He played at Bonnaroo 2007 in a collaboration with Ben Harper and The Roots' drummer Questlove as part of the festival's all-star Super-Jam, which is the festival's annual tradition of bringing together famous, world-class musicians to jam on stage for a few hours. Jones appeared and played mandolin with Gillian Welch during the festival during the song "Look at Miss Ohio" and a cover of the Johnny Cash song "Jackson". He also appeared during the set of Ben Harper & the Innocent Criminals where they played a cover of "Dazed and Confused". Jones then closed Gov't Mule's first set, playing part of "Moby Dick" and then "Livin Lovin Maid" on bass, then proceeded to play keyboards on the songs "Since I've Been Loving You" and "No Quarter". Jones also performed on mandolin with the all-female bluegrass group Uncle Earl, whose album he had produced in 2007.
Mandolin-slinging Jones jammed on Led Zeppelin’s "Whole Lotta Love" with Winnipeg’s energetic Duhks at April 2007’s MerleFest in North Carolina.
Jones played in the Led Zeppelin reunion show at London's O2 Arena on 10 December 2007 with the other remaining members of Led Zeppelin as part of a tribute to Ahmet Ertegun.
In 2008, Jones produced Nickel Creek singer-fiddler Sara Watkins' debut solo album. As previously mentioned, Jones toured with Watkins, Glen Phillips, and the rest of Nickel Creek in late 2004 in a collaboration entitled Mutual Admiration Society.
On 10 February 2008, John Paul Jones appeared with the Foo Fighters on the Grammy Awards conducting the orchestral part to the song "The Pretender". On 7 June 2008, John Paul Jones and Jimmy Page appeared with the Foo Fighters to close out the band's concert at Wembley Stadium.
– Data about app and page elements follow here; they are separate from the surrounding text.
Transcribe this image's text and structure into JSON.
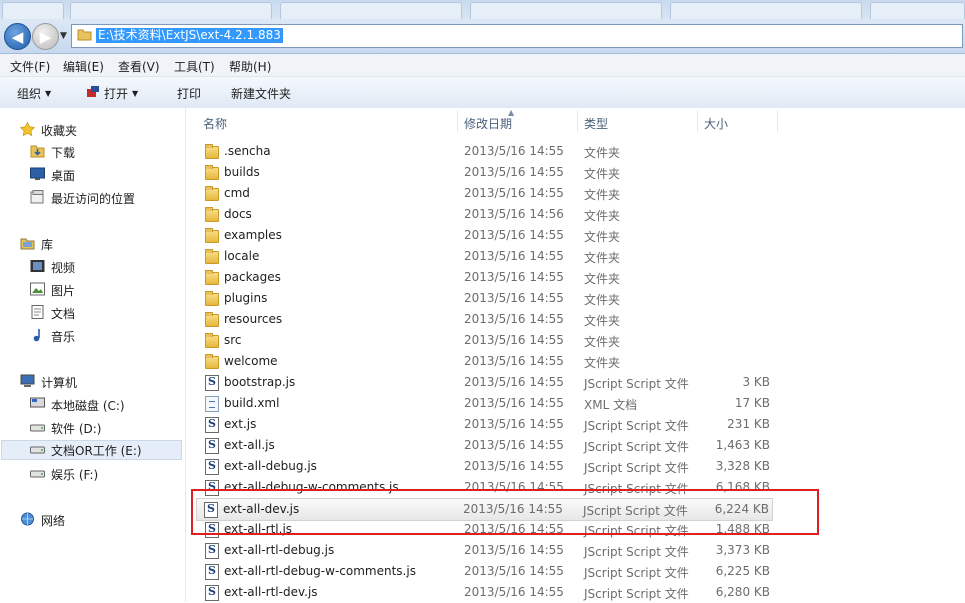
{
  "address": {
    "path": "E:\\技术资料\\ExtJS\\ext-4.2.1.883"
  },
  "menu": {
    "items": [
      "文件(F)",
      "编辑(E)",
      "查看(V)",
      "工具(T)",
      "帮助(H)"
    ]
  },
  "toolbar": {
    "organize": "组织",
    "open": "打开",
    "print": "打印",
    "new_folder": "新建文件夹"
  },
  "nav": {
    "favorites": "收藏夹",
    "downloads": "下载",
    "desktop": "桌面",
    "recent": "最近访问的位置",
    "libraries": "库",
    "videos": "视频",
    "pictures": "图片",
    "documents": "文档",
    "music": "音乐",
    "computer": "计算机",
    "drive_c": "本地磁盘 (C:)",
    "drive_d": "软件 (D:)",
    "drive_e": "文档OR工作 (E:)",
    "drive_f": "娱乐 (F:)",
    "network": "网络"
  },
  "columns": {
    "name": "名称",
    "date": "修改日期",
    "type": "类型",
    "size": "大小"
  },
  "files": [
    {
      "name": ".sencha",
      "date": "2013/5/16 14:55",
      "type": "文件夹",
      "size": "",
      "icon": "folder"
    },
    {
      "name": "builds",
      "date": "2013/5/16 14:55",
      "type": "文件夹",
      "size": "",
      "icon": "folder"
    },
    {
      "name": "cmd",
      "date": "2013/5/16 14:55",
      "type": "文件夹",
      "size": "",
      "icon": "folder"
    },
    {
      "name": "docs",
      "date": "2013/5/16 14:56",
      "type": "文件夹",
      "size": "",
      "icon": "folder"
    },
    {
      "name": "examples",
      "date": "2013/5/16 14:55",
      "type": "文件夹",
      "size": "",
      "icon": "folder"
    },
    {
      "name": "locale",
      "date": "2013/5/16 14:55",
      "type": "文件夹",
      "size": "",
      "icon": "folder"
    },
    {
      "name": "packages",
      "date": "2013/5/16 14:55",
      "type": "文件夹",
      "size": "",
      "icon": "folder"
    },
    {
      "name": "plugins",
      "date": "2013/5/16 14:55",
      "type": "文件夹",
      "size": "",
      "icon": "folder"
    },
    {
      "name": "resources",
      "date": "2013/5/16 14:55",
      "type": "文件夹",
      "size": "",
      "icon": "folder"
    },
    {
      "name": "src",
      "date": "2013/5/16 14:55",
      "type": "文件夹",
      "size": "",
      "icon": "folder"
    },
    {
      "name": "welcome",
      "date": "2013/5/16 14:55",
      "type": "文件夹",
      "size": "",
      "icon": "folder"
    },
    {
      "name": "bootstrap.js",
      "date": "2013/5/16 14:55",
      "type": "JScript Script 文件",
      "size": "3 KB",
      "icon": "js"
    },
    {
      "name": "build.xml",
      "date": "2013/5/16 14:55",
      "type": "XML 文档",
      "size": "17 KB",
      "icon": "xml"
    },
    {
      "name": "ext.js",
      "date": "2013/5/16 14:55",
      "type": "JScript Script 文件",
      "size": "231 KB",
      "icon": "js"
    },
    {
      "name": "ext-all.js",
      "date": "2013/5/16 14:55",
      "type": "JScript Script 文件",
      "size": "1,463 KB",
      "icon": "js"
    },
    {
      "name": "ext-all-debug.js",
      "date": "2013/5/16 14:55",
      "type": "JScript Script 文件",
      "size": "3,328 KB",
      "icon": "js"
    },
    {
      "name": "ext-all-debug-w-comments.js",
      "date": "2013/5/16 14:55",
      "type": "JScript Script 文件",
      "size": "6,168 KB",
      "icon": "js"
    },
    {
      "name": "ext-all-dev.js",
      "date": "2013/5/16 14:55",
      "type": "JScript Script 文件",
      "size": "6,224 KB",
      "icon": "js",
      "highlighted": true
    },
    {
      "name": "ext-all-rtl.js",
      "date": "2013/5/16 14:55",
      "type": "JScript Script 文件",
      "size": "1,488 KB",
      "icon": "js"
    },
    {
      "name": "ext-all-rtl-debug.js",
      "date": "2013/5/16 14:55",
      "type": "JScript Script 文件",
      "size": "3,373 KB",
      "icon": "js"
    },
    {
      "name": "ext-all-rtl-debug-w-comments.js",
      "date": "2013/5/16 14:55",
      "type": "JScript Script 文件",
      "size": "6,225 KB",
      "icon": "js"
    },
    {
      "name": "ext-all-rtl-dev.js",
      "date": "2013/5/16 14:55",
      "type": "JScript Script 文件",
      "size": "6,280 KB",
      "icon": "js"
    }
  ],
  "colors": {
    "annotation": "#e02020",
    "selection": "#3399ff"
  }
}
Jones performed with Sonic Youth and Takehisa Kosugi, providing the stage music for Merce Cunningham's Nearly 90, which ran 16–19 April 2009 at the Brooklyn Academy of Music.
In February and March 2011 he appeared in the onstage band in Mark-Anthony Turnage's opera Anna Nicole, about the Playboy model Anna Nicole Smith, at the Royal Opera House, Covent Garden, in London.
In August 2011, he appeared at Reading and Leeds Festivals to play alongside Seasick Steve.
Jones' most recent own project is a supergroup with Dave Grohl and Queens of the Stone Age frontman Josh Homme named Them Crooked Vultures. The trio played their first show together on 9 August 2009 at the Metro in Chicago, and their first album was released on 17 November 2009. -Source: Wikipedia
For even more info on John Paul Jones, visit his website: http://www.johnpauljones.com/